Projection Stanford University researchers developed a microsimulation of type 2 diabetes management from 2018-2030 across 221 countries using data from the International Diabetes Federation.
The likely rise in the number of adults from 40.6 crore in 2018 to 50.11 crore in 2030, with highest number of adults with type 2 diabetes from China with 13 crore, India with 9.8 crore and the USA with 3.2 crore.
The study, which was led by Stanford University's Sanjay Basu, found that health care providers may see a 20-percent global increase in demand for insulin in order to effectively treat type 2 diabetics. Over half of them will be living in just three countries - China, India and the United States.
Insulin is essential for all people with type 1 diabetes and some people with type 2 diabetes to reduce the risk of complications such as blindness, amputation, kidney failure, and stroke, researchers said. If universal global access was achieved, 79 million people would be given insulin.
The findings suggested that the need of insulin will be highest in 2030 and will remain inaccessible to around 4 crore adults with type 2 diabetes if the access remains at current levels. Today, that figure nearly doubled at roughly 9% - and global population has also swollen by another three billion individuals.
A study published in the journal Lancet Diabetes and Endocrinology, says access to insulin will fall well short of demand.
"Despite the UN's commitment to treat non-communicable diseases and ensure universal access to drugs for diabetes, across much of the world insulin is scarce and unnecessarily hard for patients to access", said Basu.
However, not all people with diabetes require insulin. However, half of them won't have access to an adequate supply of insulin, considering current trends. There will be an increase in the number of adults with Type 2 diabetes in the coming 12 years due to ageing, urbanization, and related substitutes in diet and physical activity.

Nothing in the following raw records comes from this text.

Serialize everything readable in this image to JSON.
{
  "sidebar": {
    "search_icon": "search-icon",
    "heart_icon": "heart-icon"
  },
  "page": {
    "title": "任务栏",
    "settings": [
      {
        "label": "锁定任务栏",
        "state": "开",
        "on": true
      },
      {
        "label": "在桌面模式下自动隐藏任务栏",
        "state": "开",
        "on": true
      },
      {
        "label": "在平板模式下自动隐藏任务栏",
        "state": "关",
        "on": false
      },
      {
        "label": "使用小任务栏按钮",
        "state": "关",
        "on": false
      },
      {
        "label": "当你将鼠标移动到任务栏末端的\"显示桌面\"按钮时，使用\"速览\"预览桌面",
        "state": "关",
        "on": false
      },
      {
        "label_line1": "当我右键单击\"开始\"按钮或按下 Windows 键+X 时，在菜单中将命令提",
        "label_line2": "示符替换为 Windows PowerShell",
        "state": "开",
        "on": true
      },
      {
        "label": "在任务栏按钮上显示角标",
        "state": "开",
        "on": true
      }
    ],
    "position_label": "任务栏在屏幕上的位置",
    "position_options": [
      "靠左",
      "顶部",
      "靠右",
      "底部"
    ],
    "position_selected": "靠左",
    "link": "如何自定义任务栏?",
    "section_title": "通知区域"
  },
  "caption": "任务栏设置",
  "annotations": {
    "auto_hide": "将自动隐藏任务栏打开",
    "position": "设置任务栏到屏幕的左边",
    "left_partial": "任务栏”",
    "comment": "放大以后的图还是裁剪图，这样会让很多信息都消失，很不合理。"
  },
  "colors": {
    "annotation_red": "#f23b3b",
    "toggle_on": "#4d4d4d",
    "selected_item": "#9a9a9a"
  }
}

Insulin, however, remains costly and prices can be especially out of reach in poorer countries, where tortuous supply chains and high markups by middlemen often make it unaffordable for many patients. Unless governments commence inventiveness to make insulin accessible and economical, then its application is going to be far from appropriate.